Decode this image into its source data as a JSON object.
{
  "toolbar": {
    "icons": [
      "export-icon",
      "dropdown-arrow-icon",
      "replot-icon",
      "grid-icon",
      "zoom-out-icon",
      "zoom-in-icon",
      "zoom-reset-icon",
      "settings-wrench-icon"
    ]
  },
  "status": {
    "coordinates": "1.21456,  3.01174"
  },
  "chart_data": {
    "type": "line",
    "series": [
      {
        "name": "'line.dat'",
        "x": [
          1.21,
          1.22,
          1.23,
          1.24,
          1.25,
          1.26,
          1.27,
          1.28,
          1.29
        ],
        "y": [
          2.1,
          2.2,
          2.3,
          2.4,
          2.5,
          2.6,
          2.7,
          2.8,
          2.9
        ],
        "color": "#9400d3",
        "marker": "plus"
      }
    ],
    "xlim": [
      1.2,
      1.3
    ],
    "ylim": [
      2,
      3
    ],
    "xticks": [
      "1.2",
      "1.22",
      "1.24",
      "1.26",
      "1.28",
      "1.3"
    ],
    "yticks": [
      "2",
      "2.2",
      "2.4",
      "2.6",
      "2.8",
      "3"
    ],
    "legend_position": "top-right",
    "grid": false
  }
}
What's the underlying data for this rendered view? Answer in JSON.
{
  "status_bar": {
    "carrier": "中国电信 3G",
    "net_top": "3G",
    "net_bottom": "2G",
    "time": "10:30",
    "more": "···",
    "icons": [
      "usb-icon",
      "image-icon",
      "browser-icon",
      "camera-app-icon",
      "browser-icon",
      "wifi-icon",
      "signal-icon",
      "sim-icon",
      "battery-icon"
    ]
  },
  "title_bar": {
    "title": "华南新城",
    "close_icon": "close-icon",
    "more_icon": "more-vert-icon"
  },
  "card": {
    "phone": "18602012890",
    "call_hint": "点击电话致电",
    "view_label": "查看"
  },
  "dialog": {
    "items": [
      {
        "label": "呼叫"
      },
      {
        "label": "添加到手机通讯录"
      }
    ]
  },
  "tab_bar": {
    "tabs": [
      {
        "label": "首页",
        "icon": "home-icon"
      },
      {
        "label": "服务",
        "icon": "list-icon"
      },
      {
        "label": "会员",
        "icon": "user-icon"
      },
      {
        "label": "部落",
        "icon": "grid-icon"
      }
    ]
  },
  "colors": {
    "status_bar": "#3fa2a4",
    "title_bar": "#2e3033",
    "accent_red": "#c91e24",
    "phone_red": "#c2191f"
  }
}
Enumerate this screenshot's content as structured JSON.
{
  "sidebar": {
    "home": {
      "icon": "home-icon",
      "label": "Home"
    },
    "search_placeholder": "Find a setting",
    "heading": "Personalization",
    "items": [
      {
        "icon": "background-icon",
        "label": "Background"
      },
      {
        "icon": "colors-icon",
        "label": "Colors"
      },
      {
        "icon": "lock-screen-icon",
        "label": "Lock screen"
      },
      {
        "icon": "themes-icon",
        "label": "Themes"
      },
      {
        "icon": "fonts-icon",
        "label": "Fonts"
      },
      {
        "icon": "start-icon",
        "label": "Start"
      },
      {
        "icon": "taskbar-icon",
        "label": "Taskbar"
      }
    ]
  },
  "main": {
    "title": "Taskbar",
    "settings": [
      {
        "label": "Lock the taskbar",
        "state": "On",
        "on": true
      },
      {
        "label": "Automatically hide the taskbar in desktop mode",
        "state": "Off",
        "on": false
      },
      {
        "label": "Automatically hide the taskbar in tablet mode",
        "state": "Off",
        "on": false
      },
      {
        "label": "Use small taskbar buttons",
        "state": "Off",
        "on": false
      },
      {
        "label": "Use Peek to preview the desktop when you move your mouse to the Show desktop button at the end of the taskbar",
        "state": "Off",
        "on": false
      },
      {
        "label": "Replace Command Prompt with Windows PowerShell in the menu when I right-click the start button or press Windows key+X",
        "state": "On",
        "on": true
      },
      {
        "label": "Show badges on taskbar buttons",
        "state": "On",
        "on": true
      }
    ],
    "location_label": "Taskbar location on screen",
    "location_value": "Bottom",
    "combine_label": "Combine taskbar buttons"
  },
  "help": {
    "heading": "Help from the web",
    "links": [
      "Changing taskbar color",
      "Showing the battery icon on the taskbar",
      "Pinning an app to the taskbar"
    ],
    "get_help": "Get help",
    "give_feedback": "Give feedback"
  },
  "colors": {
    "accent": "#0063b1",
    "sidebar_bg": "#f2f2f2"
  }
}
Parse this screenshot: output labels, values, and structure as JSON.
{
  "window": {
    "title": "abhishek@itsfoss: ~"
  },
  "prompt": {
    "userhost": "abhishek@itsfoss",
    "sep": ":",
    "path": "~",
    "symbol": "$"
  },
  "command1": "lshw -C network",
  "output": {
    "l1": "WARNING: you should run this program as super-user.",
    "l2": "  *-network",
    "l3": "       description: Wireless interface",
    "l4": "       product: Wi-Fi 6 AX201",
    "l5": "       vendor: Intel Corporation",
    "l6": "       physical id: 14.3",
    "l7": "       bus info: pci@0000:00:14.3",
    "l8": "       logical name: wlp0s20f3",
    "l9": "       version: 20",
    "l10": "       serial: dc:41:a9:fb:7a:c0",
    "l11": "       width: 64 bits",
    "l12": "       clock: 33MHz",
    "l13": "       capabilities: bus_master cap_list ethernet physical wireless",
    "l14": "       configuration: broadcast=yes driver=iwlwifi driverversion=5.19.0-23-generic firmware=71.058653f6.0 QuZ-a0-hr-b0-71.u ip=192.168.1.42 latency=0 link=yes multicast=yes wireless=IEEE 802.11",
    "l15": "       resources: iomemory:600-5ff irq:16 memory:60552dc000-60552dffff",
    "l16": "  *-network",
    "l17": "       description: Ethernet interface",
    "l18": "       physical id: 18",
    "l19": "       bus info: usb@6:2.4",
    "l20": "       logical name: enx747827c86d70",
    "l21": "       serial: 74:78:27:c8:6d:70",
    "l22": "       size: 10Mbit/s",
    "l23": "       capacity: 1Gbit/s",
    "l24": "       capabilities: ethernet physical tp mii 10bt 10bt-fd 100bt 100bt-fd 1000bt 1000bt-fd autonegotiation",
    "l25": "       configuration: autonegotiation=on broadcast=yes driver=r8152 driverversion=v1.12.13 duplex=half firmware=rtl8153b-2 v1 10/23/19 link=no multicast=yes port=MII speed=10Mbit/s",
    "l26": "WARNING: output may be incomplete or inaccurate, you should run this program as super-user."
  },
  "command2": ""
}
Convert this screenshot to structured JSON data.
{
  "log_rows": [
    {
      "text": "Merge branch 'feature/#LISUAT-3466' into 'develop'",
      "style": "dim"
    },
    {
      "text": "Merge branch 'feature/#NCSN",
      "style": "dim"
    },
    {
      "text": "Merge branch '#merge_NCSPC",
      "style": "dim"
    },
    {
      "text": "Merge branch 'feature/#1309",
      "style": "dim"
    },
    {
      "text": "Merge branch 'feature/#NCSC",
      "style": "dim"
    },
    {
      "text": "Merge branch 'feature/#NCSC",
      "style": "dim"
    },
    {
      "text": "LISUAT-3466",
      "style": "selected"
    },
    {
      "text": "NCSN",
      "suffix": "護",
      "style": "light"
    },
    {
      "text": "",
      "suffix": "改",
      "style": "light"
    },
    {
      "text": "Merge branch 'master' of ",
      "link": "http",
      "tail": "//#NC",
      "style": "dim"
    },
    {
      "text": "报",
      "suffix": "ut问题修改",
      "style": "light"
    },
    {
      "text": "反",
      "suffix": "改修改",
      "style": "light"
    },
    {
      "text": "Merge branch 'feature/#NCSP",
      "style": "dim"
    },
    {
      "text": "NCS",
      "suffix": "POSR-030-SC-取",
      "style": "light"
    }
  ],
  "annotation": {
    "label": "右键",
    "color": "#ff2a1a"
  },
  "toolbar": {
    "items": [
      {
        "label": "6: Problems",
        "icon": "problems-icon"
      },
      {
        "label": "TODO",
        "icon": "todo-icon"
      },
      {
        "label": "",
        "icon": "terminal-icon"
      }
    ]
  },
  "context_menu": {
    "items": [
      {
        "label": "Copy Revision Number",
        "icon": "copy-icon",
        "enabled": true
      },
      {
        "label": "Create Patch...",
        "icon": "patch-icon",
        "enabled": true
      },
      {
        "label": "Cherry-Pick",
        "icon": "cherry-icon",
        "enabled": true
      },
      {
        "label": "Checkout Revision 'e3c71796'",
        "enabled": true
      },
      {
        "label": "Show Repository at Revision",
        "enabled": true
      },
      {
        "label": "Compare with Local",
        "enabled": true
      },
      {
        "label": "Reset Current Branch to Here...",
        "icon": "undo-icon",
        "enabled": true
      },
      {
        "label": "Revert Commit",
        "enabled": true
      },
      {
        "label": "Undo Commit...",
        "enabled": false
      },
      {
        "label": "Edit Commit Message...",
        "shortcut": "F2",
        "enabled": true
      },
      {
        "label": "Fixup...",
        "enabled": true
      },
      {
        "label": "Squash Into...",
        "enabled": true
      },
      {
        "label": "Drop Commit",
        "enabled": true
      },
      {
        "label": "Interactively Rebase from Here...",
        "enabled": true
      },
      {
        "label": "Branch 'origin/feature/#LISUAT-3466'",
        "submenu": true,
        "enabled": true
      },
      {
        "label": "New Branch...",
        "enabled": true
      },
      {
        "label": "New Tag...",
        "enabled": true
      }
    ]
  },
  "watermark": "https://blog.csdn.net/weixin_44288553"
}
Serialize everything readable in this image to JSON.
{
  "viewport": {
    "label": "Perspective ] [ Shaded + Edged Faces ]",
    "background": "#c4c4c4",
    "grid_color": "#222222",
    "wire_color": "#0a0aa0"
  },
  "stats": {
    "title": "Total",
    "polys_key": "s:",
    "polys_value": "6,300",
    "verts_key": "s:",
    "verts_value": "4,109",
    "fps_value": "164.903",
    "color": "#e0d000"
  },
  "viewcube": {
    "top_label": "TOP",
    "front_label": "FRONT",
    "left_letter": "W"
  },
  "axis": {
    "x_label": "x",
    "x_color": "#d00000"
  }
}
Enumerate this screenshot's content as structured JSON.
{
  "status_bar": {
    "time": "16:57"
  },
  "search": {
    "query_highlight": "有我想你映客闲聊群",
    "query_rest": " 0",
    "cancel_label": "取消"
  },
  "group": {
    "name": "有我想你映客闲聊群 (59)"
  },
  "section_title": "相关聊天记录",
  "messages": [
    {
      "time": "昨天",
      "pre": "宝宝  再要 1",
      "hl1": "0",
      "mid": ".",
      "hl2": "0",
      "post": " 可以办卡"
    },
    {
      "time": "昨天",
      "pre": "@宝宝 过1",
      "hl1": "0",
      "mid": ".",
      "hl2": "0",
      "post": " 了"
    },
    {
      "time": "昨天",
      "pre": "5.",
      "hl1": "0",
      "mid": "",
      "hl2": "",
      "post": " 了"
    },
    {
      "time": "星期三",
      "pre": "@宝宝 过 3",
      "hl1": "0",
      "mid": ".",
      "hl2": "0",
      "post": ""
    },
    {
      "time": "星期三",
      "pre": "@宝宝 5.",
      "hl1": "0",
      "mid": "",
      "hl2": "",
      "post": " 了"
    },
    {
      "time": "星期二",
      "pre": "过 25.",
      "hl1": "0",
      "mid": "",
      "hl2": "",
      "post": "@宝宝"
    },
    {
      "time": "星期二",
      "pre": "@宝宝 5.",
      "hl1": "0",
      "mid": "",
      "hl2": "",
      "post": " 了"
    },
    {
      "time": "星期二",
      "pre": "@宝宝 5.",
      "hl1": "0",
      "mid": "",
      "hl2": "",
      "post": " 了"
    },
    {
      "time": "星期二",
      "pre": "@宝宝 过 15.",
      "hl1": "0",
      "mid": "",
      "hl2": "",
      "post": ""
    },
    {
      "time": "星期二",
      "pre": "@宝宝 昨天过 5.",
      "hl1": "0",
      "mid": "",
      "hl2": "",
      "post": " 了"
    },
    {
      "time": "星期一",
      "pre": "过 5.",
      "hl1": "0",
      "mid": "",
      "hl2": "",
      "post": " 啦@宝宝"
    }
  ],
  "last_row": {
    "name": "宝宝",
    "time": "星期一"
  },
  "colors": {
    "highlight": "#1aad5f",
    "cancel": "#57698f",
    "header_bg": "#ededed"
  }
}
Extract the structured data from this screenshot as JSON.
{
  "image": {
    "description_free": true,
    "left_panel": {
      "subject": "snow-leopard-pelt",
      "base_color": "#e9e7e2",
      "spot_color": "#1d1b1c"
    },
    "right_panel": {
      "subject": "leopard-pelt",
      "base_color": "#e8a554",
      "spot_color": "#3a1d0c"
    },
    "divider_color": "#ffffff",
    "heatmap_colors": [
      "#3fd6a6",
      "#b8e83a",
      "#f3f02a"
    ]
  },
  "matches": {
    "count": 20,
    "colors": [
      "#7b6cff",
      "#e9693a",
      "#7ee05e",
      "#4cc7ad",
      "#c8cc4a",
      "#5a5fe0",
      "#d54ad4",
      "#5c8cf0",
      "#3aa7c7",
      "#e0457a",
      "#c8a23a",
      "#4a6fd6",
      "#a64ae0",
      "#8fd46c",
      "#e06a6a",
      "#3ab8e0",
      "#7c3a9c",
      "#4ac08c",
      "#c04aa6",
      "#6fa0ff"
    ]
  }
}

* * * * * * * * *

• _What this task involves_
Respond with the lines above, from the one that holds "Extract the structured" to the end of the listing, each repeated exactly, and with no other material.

• _Result of the task_
Extract the structured data from this screenshot as JSON.
{
  "image": {
    "description_free": true,
    "left_panel": {
      "subject": "snow-leopard-pelt",
      "base_color": "#e9e7e2",
      "spot_color": "#1d1b1c"
    },
    "right_panel": {
      "subject": "leopard-pelt",
      "base_color": "#e8a554",
      "spot_color": "#3a1d0c"
    },
    "divider_color": "#ffffff",
    "heatmap_colors": [
      "#3fd6a6",
      "#b8e83a",
      "#f3f02a"
    ]
  },
  "matches": {
    "count": 20,
    "colors": [
      "#7b6cff",
      "#e9693a",
      "#7ee05e",
      "#4cc7ad",
      "#c8cc4a",
      "#5a5fe0",
      "#d54ad4",
      "#5c8cf0",
      "#3aa7c7",
      "#e0457a",
      "#c8a23a",
      "#4a6fd6",
      "#a64ae0",
      "#8fd46c",
      "#e06a6a",
      "#3ab8e0",
      "#7c3a9c",
      "#4ac08c",
      "#c04aa6",
      "#6fa0ff"
    ]
  }
}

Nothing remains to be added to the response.